A paint can or spray bottle is considered empty if it has less than one inch of paint at the bottom of it. Empty the vessel by either pouring or pumping the paint out of it, and once you have done this, it is considered recyclable, in which case you take the usual measures to separate it out from landfill waste. If paint cans are a significant portion of your waste, you might want to consider investing in a trash compactor that will help you consolidate the otherwise non-pliable materials to save time and money on your recycling efforts. A trash compactor will reduce the size of your waste at a rate of six to one.
When tackling your paint disposal process, keep these things in mind. If you’re dealing with paint disposal on a large scale, call KenBay for an expert opinion on your particular waste management needs.
The hazardous waste disposal industry ships in excess of 3 billion tons of regulated materials throughout the United States each year. Hazardous waste disposal can seem a looming task in your operations, but with the right information and resources, it can be an easy, safe and worry-free process. There is no reason to be overwhelmed at the rules and regulations around hazardous waste disposal, or to put yourself and your employees in unsafe situations by neglecting to handle it with care. If you’re looking for new and better ways to take care of your hazardous waste disposal you’ve come to the right place as we are waste management experts and have all the information you need to make your workplace as safe and clean as possible.

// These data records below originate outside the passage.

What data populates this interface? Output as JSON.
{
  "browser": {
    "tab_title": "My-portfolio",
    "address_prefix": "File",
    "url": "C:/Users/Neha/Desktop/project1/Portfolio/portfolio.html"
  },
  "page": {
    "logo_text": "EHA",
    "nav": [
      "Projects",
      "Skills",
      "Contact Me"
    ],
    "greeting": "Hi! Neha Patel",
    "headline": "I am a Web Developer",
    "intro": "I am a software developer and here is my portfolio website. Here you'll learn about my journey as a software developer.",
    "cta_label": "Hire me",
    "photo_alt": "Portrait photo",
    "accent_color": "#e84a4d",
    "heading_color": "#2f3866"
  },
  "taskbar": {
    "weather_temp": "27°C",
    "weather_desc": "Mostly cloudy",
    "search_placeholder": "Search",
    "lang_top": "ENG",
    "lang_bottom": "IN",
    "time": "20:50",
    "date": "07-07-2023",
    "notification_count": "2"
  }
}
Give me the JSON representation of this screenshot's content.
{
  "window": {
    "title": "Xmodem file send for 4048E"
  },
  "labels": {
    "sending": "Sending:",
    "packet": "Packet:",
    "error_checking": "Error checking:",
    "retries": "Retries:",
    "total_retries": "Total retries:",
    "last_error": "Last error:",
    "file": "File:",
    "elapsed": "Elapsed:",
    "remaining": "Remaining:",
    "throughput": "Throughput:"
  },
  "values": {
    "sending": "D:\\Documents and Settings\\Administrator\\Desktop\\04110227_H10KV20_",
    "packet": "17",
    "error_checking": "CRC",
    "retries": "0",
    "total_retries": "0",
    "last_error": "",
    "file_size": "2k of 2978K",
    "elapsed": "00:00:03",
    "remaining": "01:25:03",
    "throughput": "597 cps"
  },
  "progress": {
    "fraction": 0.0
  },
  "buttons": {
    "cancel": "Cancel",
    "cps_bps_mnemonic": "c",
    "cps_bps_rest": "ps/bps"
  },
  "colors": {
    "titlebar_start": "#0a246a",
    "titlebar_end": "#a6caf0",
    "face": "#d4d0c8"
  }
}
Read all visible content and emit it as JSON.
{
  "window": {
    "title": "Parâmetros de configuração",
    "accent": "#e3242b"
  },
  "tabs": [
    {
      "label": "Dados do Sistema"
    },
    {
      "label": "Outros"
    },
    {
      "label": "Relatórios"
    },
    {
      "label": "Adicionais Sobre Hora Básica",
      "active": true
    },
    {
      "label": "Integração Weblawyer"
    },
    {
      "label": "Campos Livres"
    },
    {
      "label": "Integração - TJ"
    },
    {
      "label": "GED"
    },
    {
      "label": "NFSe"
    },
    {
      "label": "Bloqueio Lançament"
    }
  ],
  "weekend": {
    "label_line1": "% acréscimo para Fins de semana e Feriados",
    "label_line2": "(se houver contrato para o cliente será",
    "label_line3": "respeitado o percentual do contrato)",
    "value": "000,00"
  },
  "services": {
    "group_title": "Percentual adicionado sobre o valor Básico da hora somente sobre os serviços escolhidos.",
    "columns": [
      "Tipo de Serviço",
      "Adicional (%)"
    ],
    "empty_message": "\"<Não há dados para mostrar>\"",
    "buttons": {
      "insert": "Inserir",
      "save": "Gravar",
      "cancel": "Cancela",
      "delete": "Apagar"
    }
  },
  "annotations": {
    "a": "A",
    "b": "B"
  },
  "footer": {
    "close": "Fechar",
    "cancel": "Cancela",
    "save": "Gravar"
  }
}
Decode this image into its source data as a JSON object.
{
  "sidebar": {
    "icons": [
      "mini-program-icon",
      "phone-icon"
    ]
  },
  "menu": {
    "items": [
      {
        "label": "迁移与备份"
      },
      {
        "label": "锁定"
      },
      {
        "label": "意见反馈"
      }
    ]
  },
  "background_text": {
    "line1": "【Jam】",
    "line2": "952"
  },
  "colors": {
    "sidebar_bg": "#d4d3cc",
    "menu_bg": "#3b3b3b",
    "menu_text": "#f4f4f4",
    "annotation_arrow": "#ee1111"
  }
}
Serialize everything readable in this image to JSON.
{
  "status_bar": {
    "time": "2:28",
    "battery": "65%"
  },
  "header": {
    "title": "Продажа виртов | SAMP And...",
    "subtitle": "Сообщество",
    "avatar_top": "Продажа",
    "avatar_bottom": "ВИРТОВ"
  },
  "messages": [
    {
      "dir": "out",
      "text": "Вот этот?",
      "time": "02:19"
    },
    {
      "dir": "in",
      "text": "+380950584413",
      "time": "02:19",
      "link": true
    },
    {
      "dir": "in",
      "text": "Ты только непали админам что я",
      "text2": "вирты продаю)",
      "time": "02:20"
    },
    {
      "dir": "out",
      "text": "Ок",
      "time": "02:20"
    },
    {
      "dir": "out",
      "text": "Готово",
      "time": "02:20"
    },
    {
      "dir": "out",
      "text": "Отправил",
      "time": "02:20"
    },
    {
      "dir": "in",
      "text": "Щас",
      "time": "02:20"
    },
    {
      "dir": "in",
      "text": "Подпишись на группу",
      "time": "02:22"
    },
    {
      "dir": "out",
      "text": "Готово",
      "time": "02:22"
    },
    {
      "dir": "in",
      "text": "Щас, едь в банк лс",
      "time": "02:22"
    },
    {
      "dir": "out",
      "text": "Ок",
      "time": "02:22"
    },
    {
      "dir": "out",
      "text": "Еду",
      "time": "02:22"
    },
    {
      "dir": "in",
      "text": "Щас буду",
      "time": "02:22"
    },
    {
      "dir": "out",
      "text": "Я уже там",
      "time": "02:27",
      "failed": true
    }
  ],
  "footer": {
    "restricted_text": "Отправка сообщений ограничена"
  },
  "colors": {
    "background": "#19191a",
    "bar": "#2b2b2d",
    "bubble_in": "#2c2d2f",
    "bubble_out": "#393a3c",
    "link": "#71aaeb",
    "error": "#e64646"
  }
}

Hazardous Waste Disposal Packing Categories
The first thing you need to figure out is what packing categories your hazardous waste falls into. There are nine different classes that indicate the degree of danger of your hazardous waste. Because your hazardous waste will need to be removed from you worksite, the Department of Transportation has established guidelines for how your hazardous waste must be packaged for the safest transportation possible.
- Class 1 Explosives and pyrotechnics
- Class 2 Compressed, flammable, nonflammable, and poison gases
- Class 3 Flammable liquids
- Class 4 Flammable solids
- Class 5 Oxidizers and organic peroxides
- Class 6 Toxic and infectious materials
- Class 7 Radioactive materials
- Class 8 Corrosive materials
- Class 9 Miscellaneous dangerous substances and articles
The manner in which you store and package your hazardous waste is extremely important in order to be properly insured and as safe as possible. Find out which classes apply to your hazardous waste disposal and how you need to package all of the waste materials you are creating.
Hazardous Waste Compactors
If your hazardous waste falls into any of the solid waste classes, then a hazardous waste compactor could improve both your workflow and safety in your workplace. The HazPac for Hazardous Waste from KenBay is an excellent product capable of reducing the size of your hazardous waste while keeping it confined. Depending on the packing class of your waste, the HazPac can be customized to either package it into plastic bags or tri-wall waste boxes.
The Benefits of the HazPac
The Hazpac not only keeps your waste confined to a specific area, it also has an incredibly small footprint. This means that you can place it right at the site where your hazardous waste is created, cutting down not only on the time hazardous waste disposal takes, but also the distance it has to travel. The risks of contamination will decrease significantly. The HazPac can also contain six times as much hazardous waste as a conventional waste can, which will greatly decrease the packaging and removal costs.
Don’t take hazardous waste disposal lightly. It is a serious matter that requires a legal and thoughtful plan. There are many resources to help you make sure your hazardous waste disposal is as efficient and safe as possible, including waste management experts like KenBay. Give us a call to see how we can help you with your hazardous waste disposal plan.